For many years the Canary Islands have been a hot holiday favorite. Just off the coast of North Africa, the islands enjoy a sun-baked position and are the only place in Europe with guaranteed sunshine throughout the year.
Whilst many people have heard of Tenerife, Gran Canaria and Lanzarote not many people know of La Palma. The island is the fifth largest of the Canary Islands, but has to a large extent escaped the ravages of mass tourism. Whilst the other islands cater to the masses with typical sun and sand package breaks, La Palma offers a much more authentic and discerning experience.
The most westerly of the Canaries, La Palma rises from the Atlantic into a lush volcanic peak of 2,423m. The center of the island is dominated by the magnificent and protected National Park which is a true paradise for walkers. The park is surrounded by jagged peaks which form a perimeter around the world's largest erosion crater. Walkers in the park draw audible gasps and they view dramatic scenery that they simply did not know existed in the Canary Islands. In general, the island is a haven for walkers with hundreds of well-marked and maintained routes.

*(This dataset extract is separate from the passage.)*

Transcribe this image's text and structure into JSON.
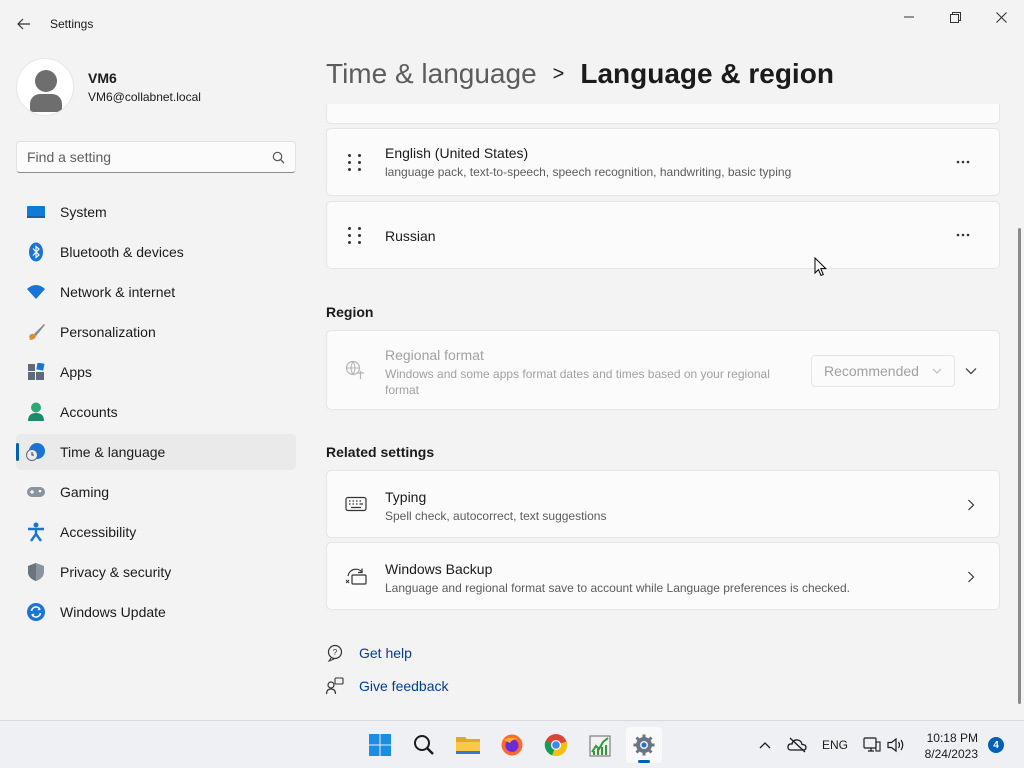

After a day of hard walking, the island also has a number of stunning and deserted beaches for relaxation. Playa de La Veta on the west of the island is a particular treasure. Accessed by sea, or by a 30 minute hike, efforts are suitably rewarded by its powder soft sand and crystal clear water. Other easier to reach beaches, like Tazacorte, also have convenient restaurants and facilities as well as parking. For the more adventurous there is also the opportunity to scuba dive, mountain bike, horse ride or paraglide.
Food on the island is varied and ingredients like locally reared meat and freshly cooked fish often feature on the menu. Meals can be washed down with world renovated local local and even a hand rolled local Cigar, if one is so inclined.
The real jewel in La Palma's crown is its capital, Santa Cruz de La Palma. The town was once one of Spain's most important ports, and it's past glory can be seen in its beautiful architecture from the 17th and 18th Century. The town can easily captivate visitors for the day as they explore the cobbled street or enjoy lunch or a coffee in the many cafés overlooking the sea. The town also has a selection of excellent boutique shopping which will have people spending more than a few euros.
People on the island are proud of their heritage and through the year there are local festivals and events, which visitors are more than welcome to join. In February, Carnival hits La Palma with street parties, music and dancing until the early hours. Semana Santa (Easter time) is also an important religious occasion and the parade of the virgin through the streets is spectacular to see.
So next time you are thinking of the Canary Islands, think of La Palma.